Speaking at a press conference during his unannounced visit to Kabul, Secretary of Defense Robert Gates assured that the US would remain in Afghanistan for “several years,” expressing hope that a gradual change in the troops’ role to supporting the Afghan military could begin in “three years or two years or four years.”
Even then the US is looking at bankrolling the Afghan military for decades, Gates conceded. The nation’s security forces have been grown to such an unweildy size that the small, impoverished nation will not be able to sustain it themselves for decades, if ever.
But if Gates’ timetable is spanning decades, Gen. Stanley McChrystal’s is surprisingly short. The general predicts that there will be “significant progress” by next December, and that by July 2011, it will be “unequivocally clear” that the US is winning.
McChrystal’s optimism comes in spite of previous predictions during the last several escalations that quick progress would be made, progress which never materialized as the war got worse and worse.

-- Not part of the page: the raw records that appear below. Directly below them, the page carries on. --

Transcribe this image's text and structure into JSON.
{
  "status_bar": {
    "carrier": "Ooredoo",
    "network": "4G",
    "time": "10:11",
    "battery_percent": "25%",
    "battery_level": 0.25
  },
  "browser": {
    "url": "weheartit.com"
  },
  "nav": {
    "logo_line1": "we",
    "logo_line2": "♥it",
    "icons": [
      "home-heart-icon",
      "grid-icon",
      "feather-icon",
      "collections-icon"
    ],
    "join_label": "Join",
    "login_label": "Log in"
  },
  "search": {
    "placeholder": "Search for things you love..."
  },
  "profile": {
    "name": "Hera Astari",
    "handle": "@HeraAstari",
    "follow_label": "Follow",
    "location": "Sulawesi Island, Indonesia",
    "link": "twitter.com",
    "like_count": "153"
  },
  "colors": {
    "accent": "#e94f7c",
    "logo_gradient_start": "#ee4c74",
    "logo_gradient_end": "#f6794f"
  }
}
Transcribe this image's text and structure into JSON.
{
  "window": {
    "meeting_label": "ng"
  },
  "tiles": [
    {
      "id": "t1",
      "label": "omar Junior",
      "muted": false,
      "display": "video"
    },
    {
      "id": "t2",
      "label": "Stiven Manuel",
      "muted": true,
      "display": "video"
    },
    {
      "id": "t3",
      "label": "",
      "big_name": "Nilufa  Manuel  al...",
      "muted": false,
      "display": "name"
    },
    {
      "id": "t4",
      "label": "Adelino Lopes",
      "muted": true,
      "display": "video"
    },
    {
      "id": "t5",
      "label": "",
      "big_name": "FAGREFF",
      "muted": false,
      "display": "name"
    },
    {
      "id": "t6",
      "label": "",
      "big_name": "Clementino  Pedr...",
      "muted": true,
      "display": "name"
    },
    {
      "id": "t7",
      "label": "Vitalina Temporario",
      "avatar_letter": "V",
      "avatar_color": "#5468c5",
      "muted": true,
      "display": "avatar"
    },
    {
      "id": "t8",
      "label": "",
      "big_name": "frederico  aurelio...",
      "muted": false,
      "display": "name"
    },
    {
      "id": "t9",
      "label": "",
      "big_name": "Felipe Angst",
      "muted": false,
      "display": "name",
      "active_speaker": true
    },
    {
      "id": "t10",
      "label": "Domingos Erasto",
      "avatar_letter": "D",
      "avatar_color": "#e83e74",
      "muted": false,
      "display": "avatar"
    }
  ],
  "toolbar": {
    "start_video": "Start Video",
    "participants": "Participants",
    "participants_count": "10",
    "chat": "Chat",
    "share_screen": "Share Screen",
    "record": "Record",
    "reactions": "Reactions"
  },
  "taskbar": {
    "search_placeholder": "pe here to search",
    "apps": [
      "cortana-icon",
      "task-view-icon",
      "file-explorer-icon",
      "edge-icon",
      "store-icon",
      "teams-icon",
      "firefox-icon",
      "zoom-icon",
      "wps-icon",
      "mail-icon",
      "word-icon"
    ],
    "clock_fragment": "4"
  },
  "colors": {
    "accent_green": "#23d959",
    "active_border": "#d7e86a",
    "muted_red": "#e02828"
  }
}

It does however underscore the disconnect between comments made by officials meant for domestic consumption (Gen. McChrystal testifying in Congress) and comments made on the international scene.